“Ang explanation kasi ng epidemic curve ‘yun ‘yong acute viral transmission na mataas na magdidikta kasi hindi nakahanda ‘yong ating healthcare system. So habang ikaw ay nakalockdown ‘yon ang pagkakataon mo na i-build up ‘yong healthcare system mo, ‘yong testing, ‘yong mga ospital, ‘yong mga doktor mai-ready mo,” Leachon said.
(The explanation of the epidemic curve is there is a high acute viral transmission since our healthcare system is not ready. While you are on lockdown, that’s the time you should build up your healthcare system; the testing, hospitals, you should prepare your doctors.)

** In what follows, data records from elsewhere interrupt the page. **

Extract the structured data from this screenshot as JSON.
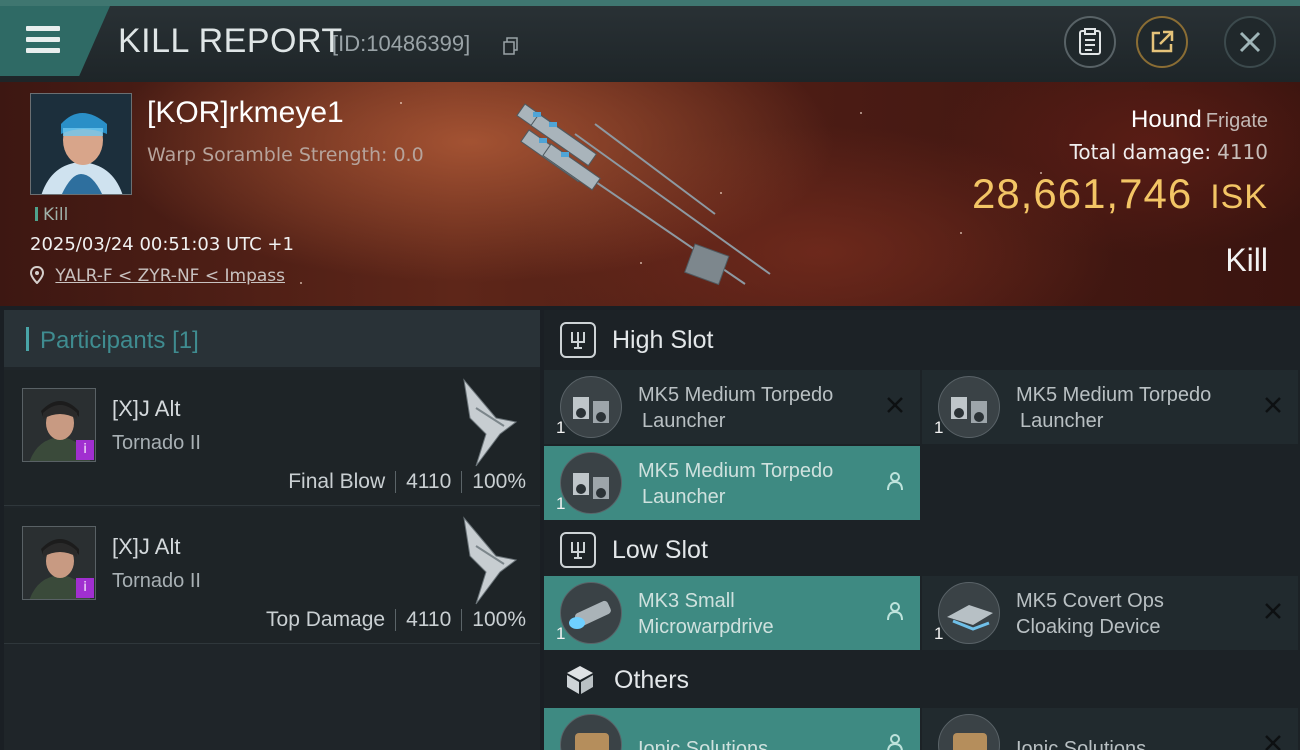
{
  "header": {
    "title": "KILL REPORT",
    "report_id": "[ID:10486399]"
  },
  "victim": {
    "pilot_name": "[KOR]rkmeye1",
    "warp_scramble": "Warp Soramble Strength: 0.0",
    "kill_tag": "Kill",
    "datetime": "2025/03/24 00:51:03 UTC +1",
    "location": "YALR-F < ZYR-NF < Impass",
    "ship_name": "Hound",
    "ship_class": "Frigate",
    "total_damage_label": "Total damage:",
    "total_damage": "4110",
    "isk_value": "28,661,746",
    "isk_unit": "ISK",
    "result": "Kill"
  },
  "participants": {
    "label": "Participants",
    "count": "[1]",
    "rows": [
      {
        "name": "[X]J Alt",
        "ship": "Tornado II",
        "role": "Final Blow",
        "damage": "4110",
        "percent": "100%"
      },
      {
        "name": "[X]J Alt",
        "ship": "Tornado II",
        "role": "Top Damage",
        "damage": "4110",
        "percent": "100%"
      }
    ]
  },
  "fittings": {
    "high_slot": "High Slot",
    "low_slot": "Low Slot",
    "others": "Others",
    "high_items": [
      {
        "line1": "MK5 Medium Torpedo",
        "line2": "Launcher",
        "qty": "1",
        "status": "destroyed"
      },
      {
        "line1": "MK5 Medium Torpedo",
        "line2": "Launcher",
        "qty": "1",
        "status": "destroyed"
      },
      {
        "line1": "MK5 Medium Torpedo",
        "line2": "Launcher",
        "qty": "1",
        "status": "dropped"
      }
    ],
    "low_items": [
      {
        "line1": "MK3 Small",
        "line2": "Microwarpdrive",
        "qty": "1",
        "status": "dropped"
      },
      {
        "line1": "MK5 Covert Ops",
        "line2": "Cloaking Device",
        "qty": "1",
        "status": "destroyed"
      }
    ],
    "other_items": [
      {
        "line1": "Ionic Solutions",
        "status": "dropped"
      },
      {
        "line1": "Ionic Solutions",
        "status": "destroyed"
      }
    ]
  },
  "colors": {
    "accent": "#3f7670",
    "isk": "#f3c565",
    "highlight_slot": "#3e8a82",
    "badge": "#a12fd0"
  }
}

“Hindi pa natin pwedeng sabihin na stabilized kasi ‘yong reports na nakikita natin sa ahensiya, health agency, hindi pa siya real time at this point in time,” he added.
(We can’t say yet that it stabilized because the reports we see that the health agency is reporting is not yet real-time at this point.)
According to the Centers for Disease Control and Prevention, “an epidemic curve (epi curve) shows the progression of illnesses in an outbreak over time. Epi curves depict when people became ill by day, week, or month.”
Epidemic curve explained
According to Leachon, “importation cases” would cause a second wave of infection, as described by the World Health Organization. The doctor gave Singapore as an example which has over 25,000 COVID-19 cases mainly because of outbreaks in cramped migrant-worker dormitories.
“Ang isang example in modern times ay ang Singapore. After na successful siya na napababa niya, nung nag-open ang borders niya sa mga migrant workers, siya na ang nasa pinakamataas ngayon nasa 25,000 cases,” he added.
(One example in modern time is Singapore. After they successfully lowered their cases, it is now among the highest number of coronavirus infections (25,000) after they opened their borders to migrant workers.)
Leachon also refuted DOH Secretary Francisco Duque III’s claim that the Philippines now is experiencing the second wave of the outbreak. He said the country has not even flattened the curve yet.